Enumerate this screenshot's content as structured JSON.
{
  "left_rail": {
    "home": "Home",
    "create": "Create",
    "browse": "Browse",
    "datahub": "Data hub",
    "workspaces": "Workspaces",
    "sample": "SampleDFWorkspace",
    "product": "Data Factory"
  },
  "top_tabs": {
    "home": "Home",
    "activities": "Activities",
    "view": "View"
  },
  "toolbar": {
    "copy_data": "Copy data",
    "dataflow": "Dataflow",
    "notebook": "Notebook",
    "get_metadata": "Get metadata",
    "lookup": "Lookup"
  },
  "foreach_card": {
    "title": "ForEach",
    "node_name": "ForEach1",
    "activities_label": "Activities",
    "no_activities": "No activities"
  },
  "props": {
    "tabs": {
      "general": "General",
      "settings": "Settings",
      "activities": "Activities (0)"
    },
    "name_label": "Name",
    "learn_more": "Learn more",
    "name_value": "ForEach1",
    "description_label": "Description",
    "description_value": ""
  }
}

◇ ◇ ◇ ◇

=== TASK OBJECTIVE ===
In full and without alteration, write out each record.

=== OUTPUT FOR THIS TASK ===
Enumerate this screenshot's content as structured JSON.
{
  "left_rail": {
    "home": "Home",
    "create": "Create",
    "browse": "Browse",
    "datahub": "Data hub",
    "workspaces": "Workspaces",
    "sample": "SampleDFWorkspace",
    "product": "Data Factory"
  },
  "top_tabs": {
    "home": "Home",
    "activities": "Activities",
    "view": "View"
  },
  "toolbar": {
    "copy_data": "Copy data",
    "dataflow": "Dataflow",
    "notebook": "Notebook",
    "get_metadata": "Get metadata",
    "lookup": "Lookup"
  },
  "foreach_card": {
    "title": "ForEach",
    "node_name": "ForEach1",
    "activities_label": "Activities",
    "no_activities": "No activities"
  },
  "props": {
    "tabs": {
      "general": "General",
      "settings": "Settings",
      "activities": "Activities (0)"
    },
    "name_label": "Name",
    "learn_more": "Learn more",
    "name_value": "ForEach1",
    "description_label": "Description",
    "description_value": ""
  }
}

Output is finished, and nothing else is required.